Is stress a disability?

Normally these aspects of disability go together – for example, if an impairment lasts more than 12 months it’s probably a medical condition and probably has a substantial effect on 
day-to-day activities. 

But that’s not always the case. In December the Employment Appeal Tribunal (EAT) considered this issue in the case of Herry v Dudley MBC in relation to stress (most of this case is not novel but simply applies to an earlier EAT case).

The EAT accepted that clinical depression is a medical condition. It also accepted that, at least at a level of ‘deep theory’ (the EAT’s terminology), it will often be difficult to distinguish clearly between stress and depression. However, it is satisfied that these conditions are different. It said stress is a reaction to adverse life events; if those events disappear, the stress should resolve itself. 

You should still care about ‘stressed’ employees. For a start, in practice it is difficult to distinguish between stress and depression – the borderline is fuzzy. The Health and Safety Executive says we have a duty to avoid stress in the workplace. If you can reduce stress as much as possible it leads to a nicer place to work and probably to greater productivity and creativity. 

The stresses of the job

Sometimes there is nothing you can do – work can be stressful. But often there are things managers can do – for example, if you improve workflow systems, you reduce the need for stressful deadlines. 

The manner in which work is given can also affect stress levels – if you describe every piece of work as the most important and urgent thing ever, employees may feel pressured. On the other hand, if you assess the importance of each piece of work and apply this description only to the most important and urgent assignments, employees will be able to pace themselves better.
Almost 7 million people of working age in the UK are disabled or have a health condition, which includes depression. Employing people with a disability can be good for business. You can find out more about this and how to support employees who are disabled at
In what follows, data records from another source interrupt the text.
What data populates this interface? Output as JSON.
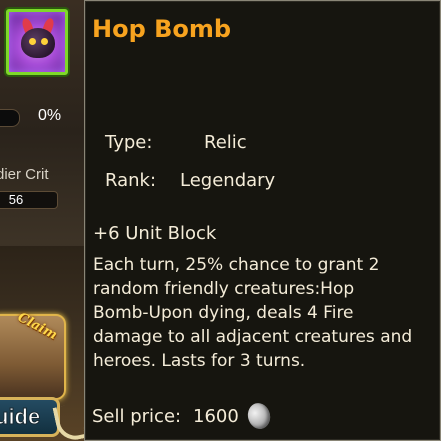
{
  "background": {
    "progress_percent_text": "0%",
    "progress_value": 0,
    "soldier_crit_label": "dier Crit",
    "soldier_crit_value": "56",
    "claim_badge": "Claim",
    "guide_button": "uide"
  },
  "tooltip": {
    "item_name": "Hop Bomb",
    "type_label": "Type:",
    "type_value": "Relic",
    "rank_label": "Rank:",
    "rank_value": "Legendary",
    "stat_line": "+6 Unit Block",
    "description": "Each turn, 25% chance to grant 2 random friendly creatures:Hop Bomb-Upon dying, deals 4 Fire damage to all adjacent creatures and heroes. Lasts for 3 turns.",
    "sell_label": "Sell price:",
    "sell_value": "1600",
    "currency_icon": "silver-coin-icon"
  },
  "colors": {
    "item_name": "#f7a31f",
    "icon_border": "#7fd92a",
    "text": "#f4ecd8"
  }
}
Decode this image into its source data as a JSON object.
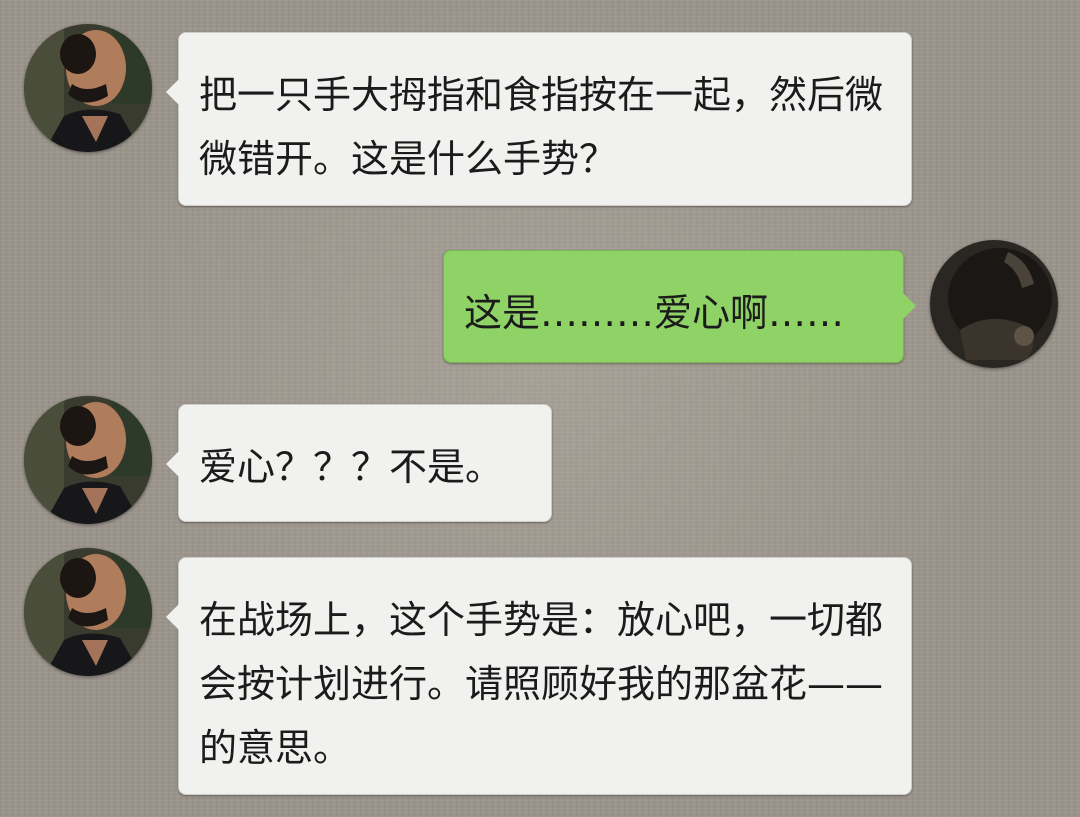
{
  "chat": {
    "messages": [
      {
        "sender": "other",
        "avatar_icon": "man-portrait-avatar",
        "text": "把一只手大拇指和食指按在一起，然后微微错开。这是什么手势？"
      },
      {
        "sender": "self",
        "avatar_icon": "dark-photo-avatar",
        "text": "这是………爱心啊……"
      },
      {
        "sender": "other",
        "avatar_icon": "man-portrait-avatar",
        "text": "爱心？？？不是。"
      },
      {
        "sender": "other",
        "avatar_icon": "man-portrait-avatar",
        "text": "在战场上，这个手势是：放心吧，一切都会按计划进行。请照顾好我的那盆花——的意思。"
      }
    ]
  },
  "colors": {
    "background": "#9a948b",
    "incoming_bubble": "#f1f1ef",
    "outgoing_bubble": "#8fd266",
    "text": "#1b1b1b"
  }
}
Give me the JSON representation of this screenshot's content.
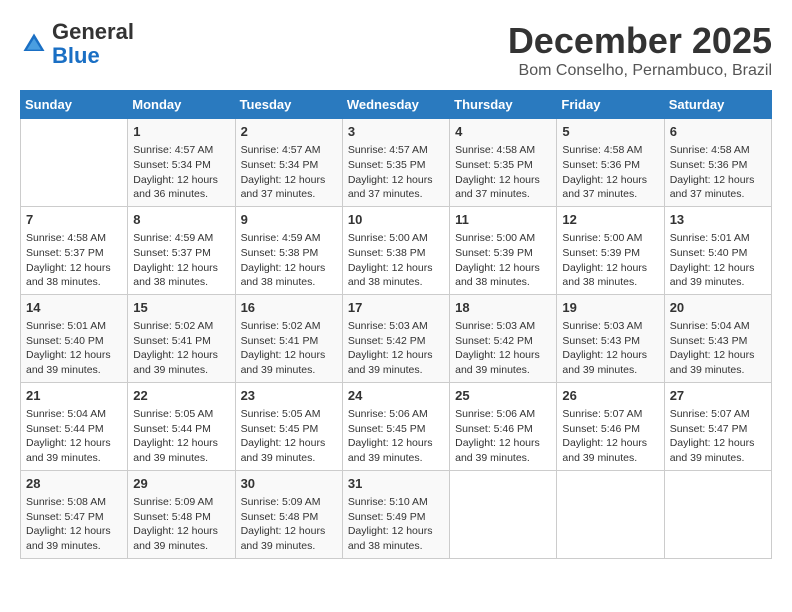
{
  "header": {
    "logo_general": "General",
    "logo_blue": "Blue",
    "month": "December 2025",
    "location": "Bom Conselho, Pernambuco, Brazil"
  },
  "days_of_week": [
    "Sunday",
    "Monday",
    "Tuesday",
    "Wednesday",
    "Thursday",
    "Friday",
    "Saturday"
  ],
  "weeks": [
    [
      {
        "day": "",
        "content": ""
      },
      {
        "day": "1",
        "content": "Sunrise: 4:57 AM\nSunset: 5:34 PM\nDaylight: 12 hours\nand 36 minutes."
      },
      {
        "day": "2",
        "content": "Sunrise: 4:57 AM\nSunset: 5:34 PM\nDaylight: 12 hours\nand 37 minutes."
      },
      {
        "day": "3",
        "content": "Sunrise: 4:57 AM\nSunset: 5:35 PM\nDaylight: 12 hours\nand 37 minutes."
      },
      {
        "day": "4",
        "content": "Sunrise: 4:58 AM\nSunset: 5:35 PM\nDaylight: 12 hours\nand 37 minutes."
      },
      {
        "day": "5",
        "content": "Sunrise: 4:58 AM\nSunset: 5:36 PM\nDaylight: 12 hours\nand 37 minutes."
      },
      {
        "day": "6",
        "content": "Sunrise: 4:58 AM\nSunset: 5:36 PM\nDaylight: 12 hours\nand 37 minutes."
      }
    ],
    [
      {
        "day": "7",
        "content": "Sunrise: 4:58 AM\nSunset: 5:37 PM\nDaylight: 12 hours\nand 38 minutes."
      },
      {
        "day": "8",
        "content": "Sunrise: 4:59 AM\nSunset: 5:37 PM\nDaylight: 12 hours\nand 38 minutes."
      },
      {
        "day": "9",
        "content": "Sunrise: 4:59 AM\nSunset: 5:38 PM\nDaylight: 12 hours\nand 38 minutes."
      },
      {
        "day": "10",
        "content": "Sunrise: 5:00 AM\nSunset: 5:38 PM\nDaylight: 12 hours\nand 38 minutes."
      },
      {
        "day": "11",
        "content": "Sunrise: 5:00 AM\nSunset: 5:39 PM\nDaylight: 12 hours\nand 38 minutes."
      },
      {
        "day": "12",
        "content": "Sunrise: 5:00 AM\nSunset: 5:39 PM\nDaylight: 12 hours\nand 38 minutes."
      },
      {
        "day": "13",
        "content": "Sunrise: 5:01 AM\nSunset: 5:40 PM\nDaylight: 12 hours\nand 39 minutes."
      }
    ],
    [
      {
        "day": "14",
        "content": "Sunrise: 5:01 AM\nSunset: 5:40 PM\nDaylight: 12 hours\nand 39 minutes."
      },
      {
        "day": "15",
        "content": "Sunrise: 5:02 AM\nSunset: 5:41 PM\nDaylight: 12 hours\nand 39 minutes."
      },
      {
        "day": "16",
        "content": "Sunrise: 5:02 AM\nSunset: 5:41 PM\nDaylight: 12 hours\nand 39 minutes."
      },
      {
        "day": "17",
        "content": "Sunrise: 5:03 AM\nSunset: 5:42 PM\nDaylight: 12 hours\nand 39 minutes."
      },
      {
        "day": "18",
        "content": "Sunrise: 5:03 AM\nSunset: 5:42 PM\nDaylight: 12 hours\nand 39 minutes."
      },
      {
        "day": "19",
        "content": "Sunrise: 5:03 AM\nSunset: 5:43 PM\nDaylight: 12 hours\nand 39 minutes."
      },
      {
        "day": "20",
        "content": "Sunrise: 5:04 AM\nSunset: 5:43 PM\nDaylight: 12 hours\nand 39 minutes."
      }
    ],
    [
      {
        "day": "21",
        "content": "Sunrise: 5:04 AM\nSunset: 5:44 PM\nDaylight: 12 hours\nand 39 minutes."
      },
      {
        "day": "22",
        "content": "Sunrise: 5:05 AM\nSunset: 5:44 PM\nDaylight: 12 hours\nand 39 minutes."
      },
      {
        "day": "23",
        "content": "Sunrise: 5:05 AM\nSunset: 5:45 PM\nDaylight: 12 hours\nand 39 minutes."
      },
      {
        "day": "24",
        "content": "Sunrise: 5:06 AM\nSunset: 5:45 PM\nDaylight: 12 hours\nand 39 minutes."
      },
      {
        "day": "25",
        "content": "Sunrise: 5:06 AM\nSunset: 5:46 PM\nDaylight: 12 hours\nand 39 minutes."
      },
      {
        "day": "26",
        "content": "Sunrise: 5:07 AM\nSunset: 5:46 PM\nDaylight: 12 hours\nand 39 minutes."
      },
      {
        "day": "27",
        "content": "Sunrise: 5:07 AM\nSunset: 5:47 PM\nDaylight: 12 hours\nand 39 minutes."
      }
    ],
    [
      {
        "day": "28",
        "content": "Sunrise: 5:08 AM\nSunset: 5:47 PM\nDaylight: 12 hours\nand 39 minutes."
      },
      {
        "day": "29",
        "content": "Sunrise: 5:09 AM\nSunset: 5:48 PM\nDaylight: 12 hours\nand 39 minutes."
      },
      {
        "day": "30",
        "content": "Sunrise: 5:09 AM\nSunset: 5:48 PM\nDaylight: 12 hours\nand 39 minutes."
      },
      {
        "day": "31",
        "content": "Sunrise: 5:10 AM\nSunset: 5:49 PM\nDaylight: 12 hours\nand 38 minutes."
      },
      {
        "day": "",
        "content": ""
      },
      {
        "day": "",
        "content": ""
      },
      {
        "day": "",
        "content": ""
      }
    ]
  ]
}
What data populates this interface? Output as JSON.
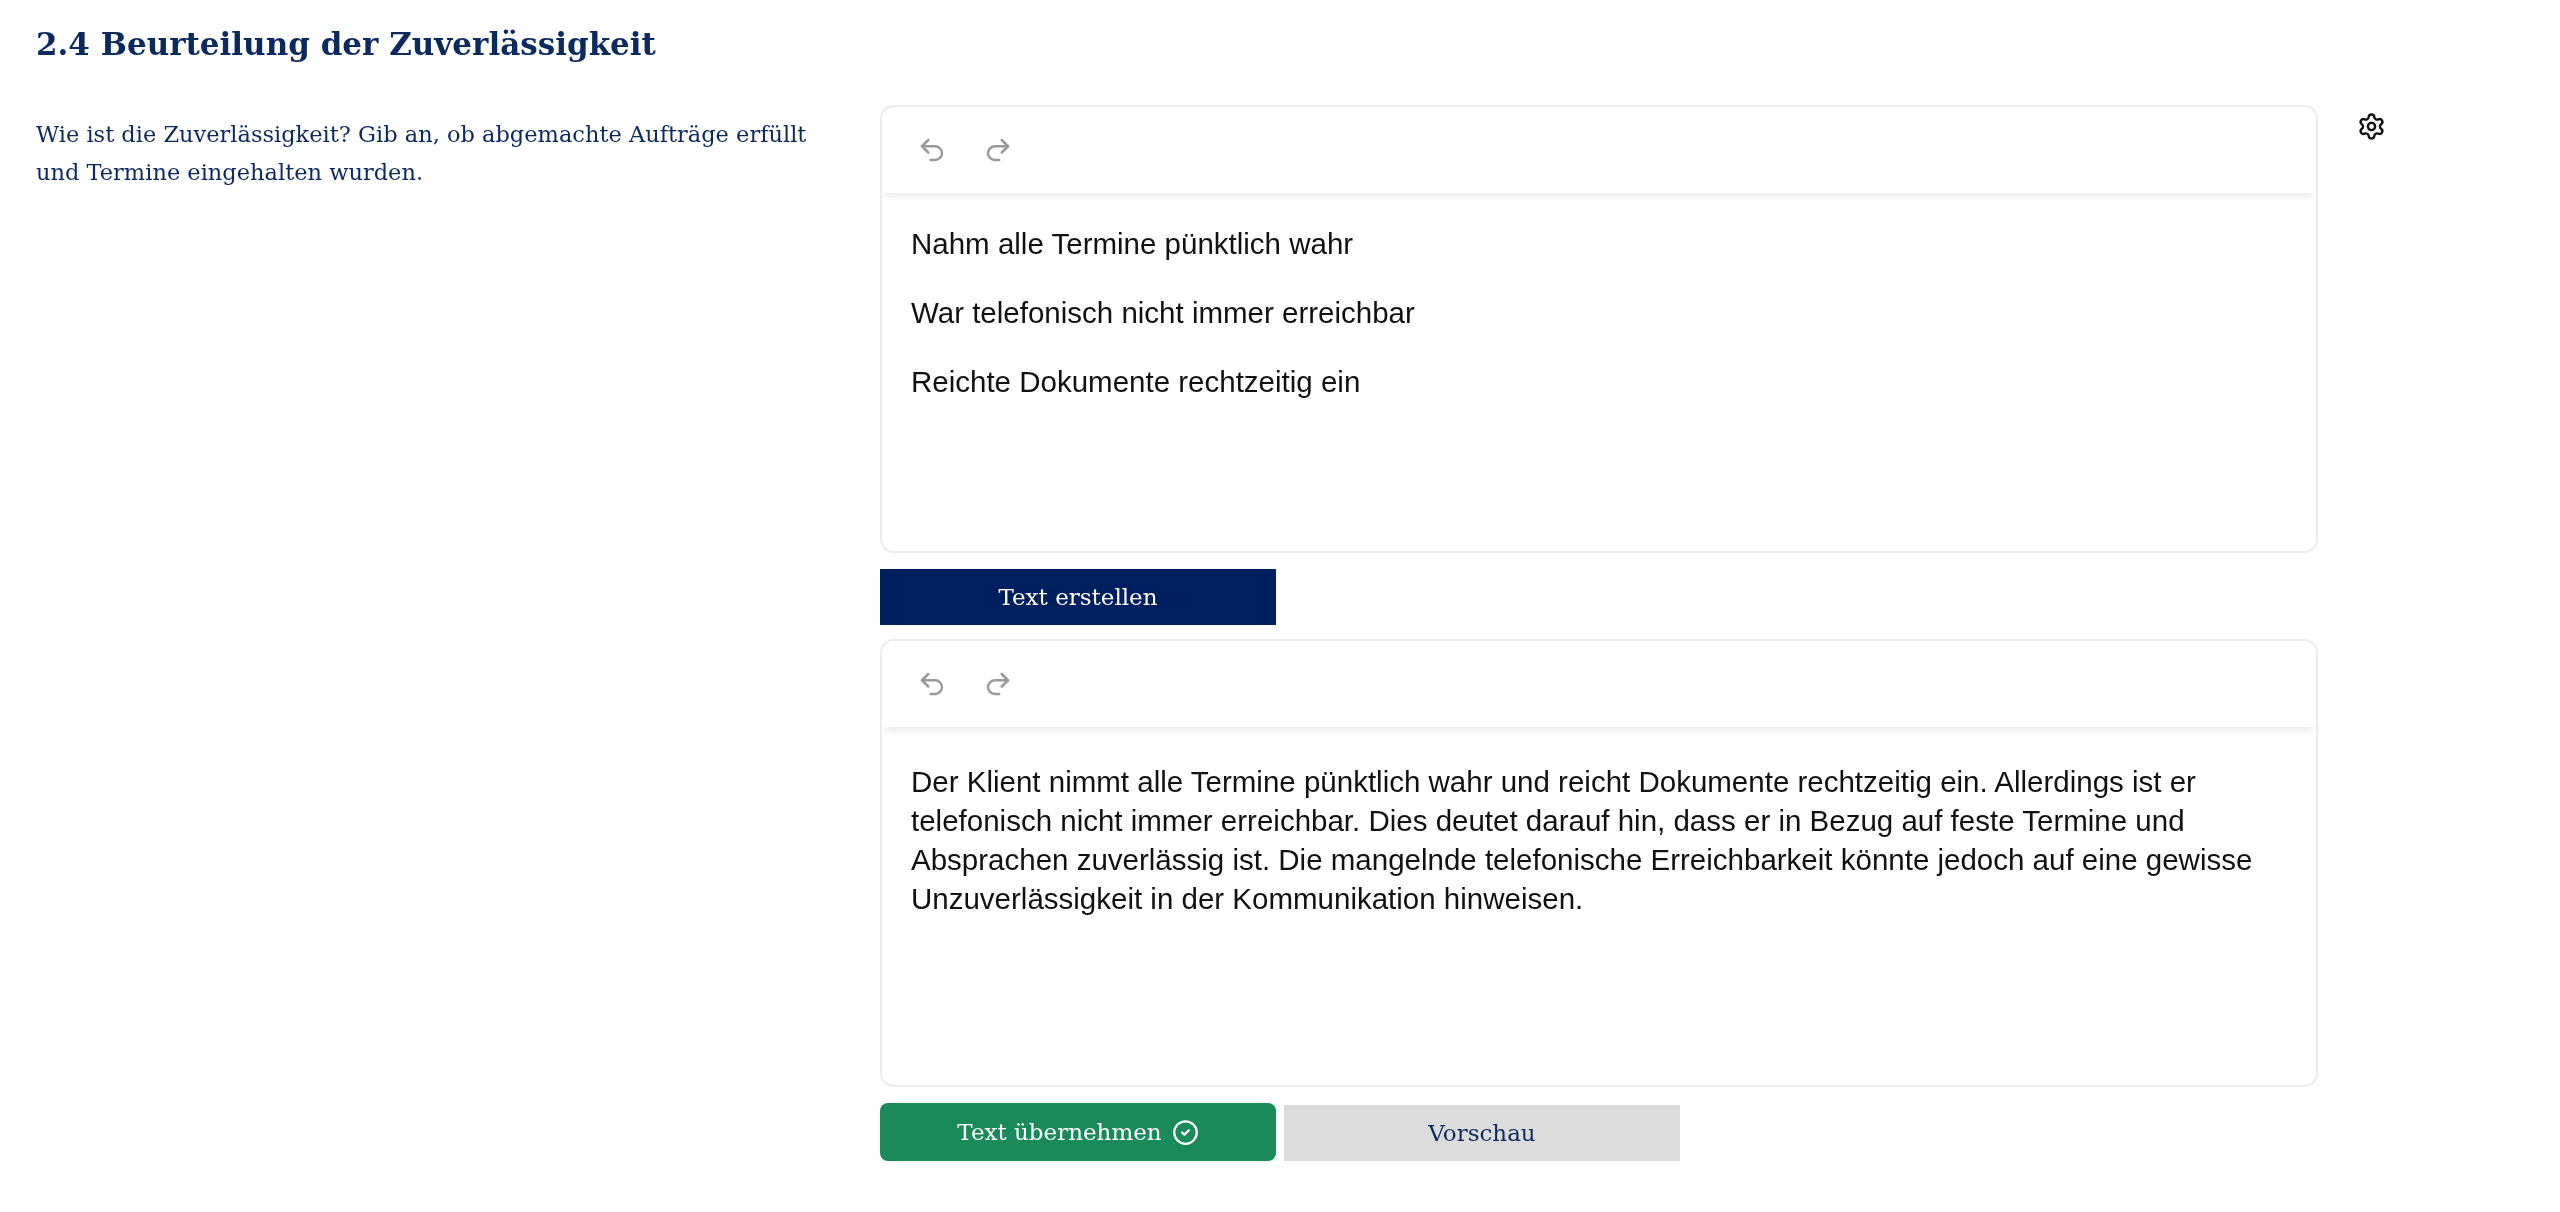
{
  "heading": {
    "title": "2.4 Beurteilung der Zuverlässigkeit"
  },
  "question": {
    "text": "Wie ist die Zuverlässigkeit? Gib an, ob abgemachte Aufträge erfüllt und Termine eingehalten wurden."
  },
  "input_editor": {
    "paragraphs": [
      "Nahm alle Termine pünktlich wahr",
      "War telefonisch nicht immer erreichbar",
      "Reichte Dokumente rechtzeitig ein"
    ]
  },
  "generate_button": {
    "label": "Text erstellen"
  },
  "output_editor": {
    "paragraphs": [
      "Der Klient nimmt alle Termine pünktlich wahr und reicht Dokumente rechtzeitig ein. Allerdings ist er telefonisch nicht immer erreichbar. Dies deutet darauf hin, dass er in Bezug auf feste Termine und Absprachen zuverlässig ist. Die mangelnde telefonische Erreichbarkeit könnte jedoch auf eine gewisse Unzuverlässigkeit in der Kommunikation hinweisen."
    ]
  },
  "actions": [
    {
      "kind": "accept",
      "label": "Text übernehmen"
    },
    {
      "kind": "preview",
      "label": "Vorschau"
    }
  ]
}
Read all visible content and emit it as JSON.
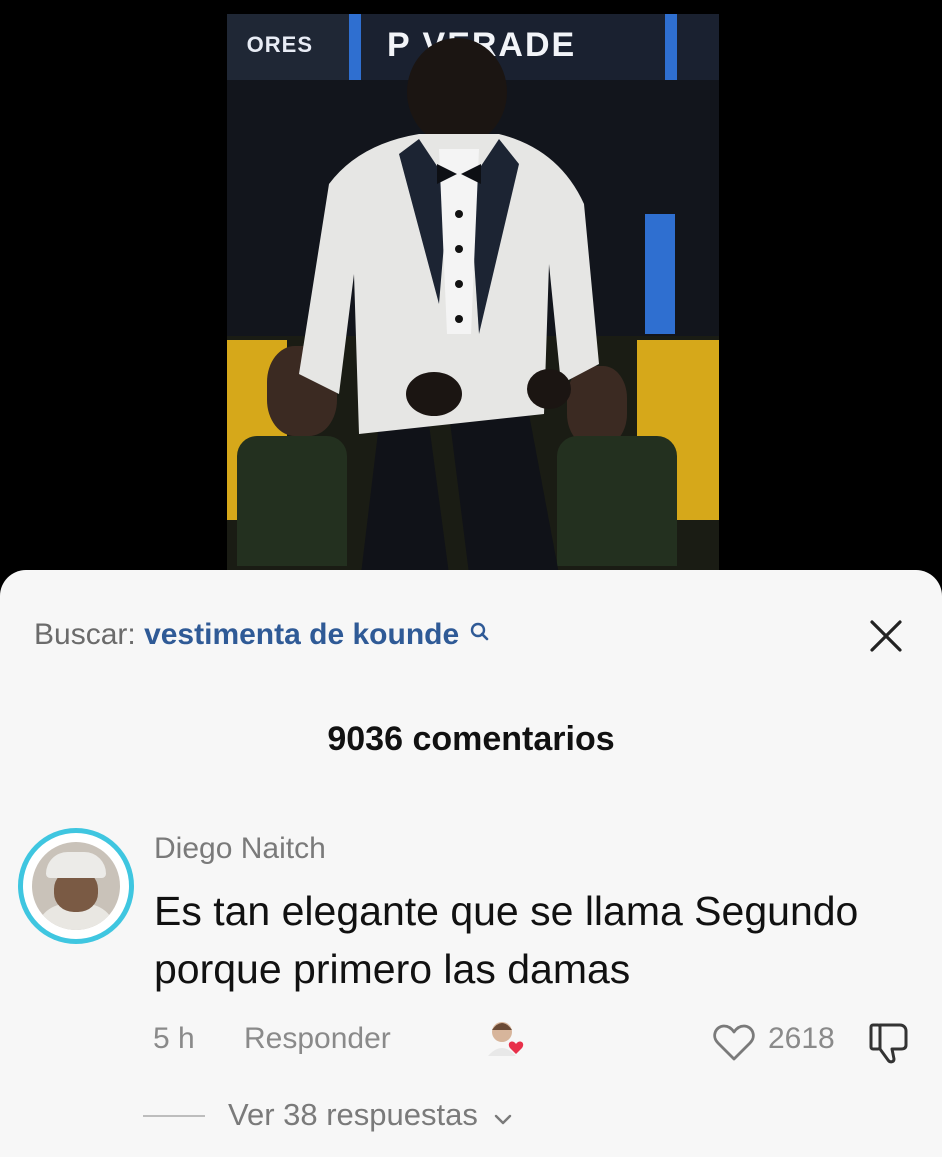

Raphael Prais is Professional Support Lawyer, Employment and Health and Safety, at FSB Legal. If you have a legal query, call 03450 727 727 or visit